The poorly regulated global trade in arms and ammunition weakens the ability and willingness of governments to sustain progress in development. It fuels and exacerbates conflicts and armed violence, diverting resources away from poverty reduction activities.
Development gains are lost as communities are paralyzed: schools are closed, health systems are strained to breaking point, investment is discouraged, and security is undermined. Through a strong focus on development, the Arms Trade Treaty can help prevent serious impediments to development, consolidate regional initiatives to safeguard development, and strengthen national capacity to become ‘treaty-compliant’.

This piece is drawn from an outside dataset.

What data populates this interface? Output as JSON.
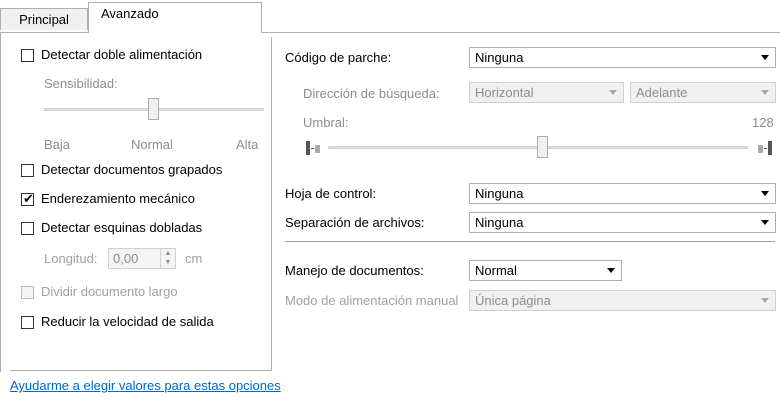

With just weeks to go before diplomats meet at the United Nations, ‘Armed Robbery’ makes the case that a specific criterion on development as part of the Arms Trade Treaty, alongside other criteria on human rights and international humanitarian law, is one of the best ways to ensure that arms sales do not have a negative impact on socio-economic development.
There are five ways in which specific language in the treaty can protect development:
- The preamble of the treaty must make reference to all relevant development-focused legal obligations, as enshrined in the UN Charter, the Universal Declaration of Human Rights, relevant UN conventions and covenants, and other legally binding regional and sub-regional treaties.
- The criteria of the ATT must stipulate that the transfer of conventional arms must be prohibited if there is a substantial risk that those arms would seriously impair poverty reduction.
- The scope of the ATT must ensure that it is all-encompassing. It must include the tools of violence that significantly undermine poverty reduction efforts – in particular small arms and light weapons, and the ammunition that make these weapons lethal.
- The co-operation and international assistance mechanisms outlined by the ATT must ensure that states take proactive measures to realise the goals and objectives of the treaty.
- Finally, to improve transparency and accountability, the implementation requirements of the treaty must oblige States Parties to publish accurate and comprehensive, annual national reports on international transfers of conventional arms.